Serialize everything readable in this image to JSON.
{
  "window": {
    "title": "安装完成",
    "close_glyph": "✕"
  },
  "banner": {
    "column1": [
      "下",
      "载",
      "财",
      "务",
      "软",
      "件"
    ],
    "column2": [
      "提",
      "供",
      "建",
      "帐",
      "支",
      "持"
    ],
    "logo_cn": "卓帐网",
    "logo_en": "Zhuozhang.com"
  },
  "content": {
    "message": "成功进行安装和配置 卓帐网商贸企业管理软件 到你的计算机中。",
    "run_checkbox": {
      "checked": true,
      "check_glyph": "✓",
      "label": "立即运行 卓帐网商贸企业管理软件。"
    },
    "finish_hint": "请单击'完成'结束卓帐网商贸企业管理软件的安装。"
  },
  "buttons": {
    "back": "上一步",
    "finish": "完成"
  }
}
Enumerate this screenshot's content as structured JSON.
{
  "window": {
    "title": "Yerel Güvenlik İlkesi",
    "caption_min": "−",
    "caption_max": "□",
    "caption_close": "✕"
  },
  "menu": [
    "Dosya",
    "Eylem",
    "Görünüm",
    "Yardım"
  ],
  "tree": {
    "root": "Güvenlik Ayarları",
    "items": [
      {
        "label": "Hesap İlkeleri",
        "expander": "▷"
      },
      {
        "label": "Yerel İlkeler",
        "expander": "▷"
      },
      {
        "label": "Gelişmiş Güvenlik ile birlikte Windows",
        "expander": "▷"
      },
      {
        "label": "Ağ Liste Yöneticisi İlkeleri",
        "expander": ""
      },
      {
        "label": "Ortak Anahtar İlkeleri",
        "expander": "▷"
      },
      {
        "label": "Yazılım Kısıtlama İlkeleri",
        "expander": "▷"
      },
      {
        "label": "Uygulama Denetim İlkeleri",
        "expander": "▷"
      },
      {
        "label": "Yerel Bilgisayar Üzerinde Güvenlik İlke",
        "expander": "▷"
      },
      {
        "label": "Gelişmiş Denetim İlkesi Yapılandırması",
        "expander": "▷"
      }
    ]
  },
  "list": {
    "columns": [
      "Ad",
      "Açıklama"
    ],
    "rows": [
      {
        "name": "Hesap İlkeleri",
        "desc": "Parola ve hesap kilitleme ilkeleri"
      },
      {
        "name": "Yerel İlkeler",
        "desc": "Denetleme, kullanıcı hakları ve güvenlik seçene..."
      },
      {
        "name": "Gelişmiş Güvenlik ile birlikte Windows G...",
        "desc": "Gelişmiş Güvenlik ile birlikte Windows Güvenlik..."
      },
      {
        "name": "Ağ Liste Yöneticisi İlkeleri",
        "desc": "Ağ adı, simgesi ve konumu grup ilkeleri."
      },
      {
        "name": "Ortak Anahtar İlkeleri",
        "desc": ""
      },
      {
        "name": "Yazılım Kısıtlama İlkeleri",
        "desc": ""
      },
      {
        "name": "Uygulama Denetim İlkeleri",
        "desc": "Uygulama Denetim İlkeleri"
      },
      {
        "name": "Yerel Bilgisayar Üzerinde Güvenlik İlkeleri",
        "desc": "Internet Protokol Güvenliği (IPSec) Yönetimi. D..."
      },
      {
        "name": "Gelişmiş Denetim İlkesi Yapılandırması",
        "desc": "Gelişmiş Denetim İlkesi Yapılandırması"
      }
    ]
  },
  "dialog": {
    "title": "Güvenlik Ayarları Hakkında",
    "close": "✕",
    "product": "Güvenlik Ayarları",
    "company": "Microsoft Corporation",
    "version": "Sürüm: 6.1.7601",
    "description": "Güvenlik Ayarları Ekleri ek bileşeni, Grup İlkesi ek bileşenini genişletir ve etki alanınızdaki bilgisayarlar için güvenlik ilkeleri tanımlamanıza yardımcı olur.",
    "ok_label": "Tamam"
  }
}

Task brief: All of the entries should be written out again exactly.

Answer to the problem:
Serialize everything readable in this image to JSON.
{
  "window": {
    "title": "安装完成",
    "close_glyph": "✕"
  },
  "banner": {
    "column1": [
      "下",
      "载",
      "财",
      "务",
      "软",
      "件"
    ],
    "column2": [
      "提",
      "供",
      "建",
      "帐",
      "支",
      "持"
    ],
    "logo_cn": "卓帐网",
    "logo_en": "Zhuozhang.com"
  },
  "content": {
    "message": "成功进行安装和配置 卓帐网商贸企业管理软件 到你的计算机中。",
    "run_checkbox": {
      "checked": true,
      "check_glyph": "✓",
      "label": "立即运行 卓帐网商贸企业管理软件。"
    },
    "finish_hint": "请单击'完成'结束卓帐网商贸企业管理软件的安装。"
  },
  "buttons": {
    "back": "上一步",
    "finish": "完成"
  }
}
Enumerate this screenshot's content as structured JSON.
{
  "window": {
    "title": "Yerel Güvenlik İlkesi",
    "caption_min": "−",
    "caption_max": "□",
    "caption_close": "✕"
  },
  "menu": [
    "Dosya",
    "Eylem",
    "Görünüm",
    "Yardım"
  ],
  "tree": {
    "root": "Güvenlik Ayarları",
    "items": [
      {
        "label": "Hesap İlkeleri",
        "expander": "▷"
      },
      {
        "label": "Yerel İlkeler",
        "expander": "▷"
      },
      {
        "label": "Gelişmiş Güvenlik ile birlikte Windows",
        "expander": "▷"
      },
      {
        "label": "Ağ Liste Yöneticisi İlkeleri",
        "expander": ""
      },
      {
        "label": "Ortak Anahtar İlkeleri",
        "expander": "▷"
      },
      {
        "label": "Yazılım Kısıtlama İlkeleri",
        "expander": "▷"
      },
      {
        "label": "Uygulama Denetim İlkeleri",
        "expander": "▷"
      },
      {
        "label": "Yerel Bilgisayar Üzerinde Güvenlik İlke",
        "expander": "▷"
      },
      {
        "label": "Gelişmiş Denetim İlkesi Yapılandırması",
        "expander": "▷"
      }
    ]
  },
  "list": {
    "columns": [
      "Ad",
      "Açıklama"
    ],
    "rows": [
      {
        "name": "Hesap İlkeleri",
        "desc": "Parola ve hesap kilitleme ilkeleri"
      },
      {
        "name": "Yerel İlkeler",
        "desc": "Denetleme, kullanıcı hakları ve güvenlik seçene..."
      },
      {
        "name": "Gelişmiş Güvenlik ile birlikte Windows G...",
        "desc": "Gelişmiş Güvenlik ile birlikte Windows Güvenlik..."
      },
      {
        "name": "Ağ Liste Yöneticisi İlkeleri",
        "desc": "Ağ adı, simgesi ve konumu grup ilkeleri."
      },
      {
        "name": "Ortak Anahtar İlkeleri",
        "desc": ""
      },
      {
        "name": "Yazılım Kısıtlama İlkeleri",
        "desc": ""
      },
      {
        "name": "Uygulama Denetim İlkeleri",
        "desc": "Uygulama Denetim İlkeleri"
      },
      {
        "name": "Yerel Bilgisayar Üzerinde Güvenlik İlkeleri",
        "desc": "Internet Protokol Güvenliği (IPSec) Yönetimi. D..."
      },
      {
        "name": "Gelişmiş Denetim İlkesi Yapılandırması",
        "desc": "Gelişmiş Denetim İlkesi Yapılandırması"
      }
    ]
  },
  "dialog": {
    "title": "Güvenlik Ayarları Hakkında",
    "close": "✕",
    "product": "Güvenlik Ayarları",
    "company": "Microsoft Corporation",
    "version": "Sürüm: 6.1.7601",
    "description": "Güvenlik Ayarları Ekleri ek bileşeni, Grup İlkesi ek bileşenini genişletir ve etki alanınızdaki bilgisayarlar için güvenlik ilkeleri tanımlamanıza yardımcı olur.",
    "ok_label": "Tamam"
  }
}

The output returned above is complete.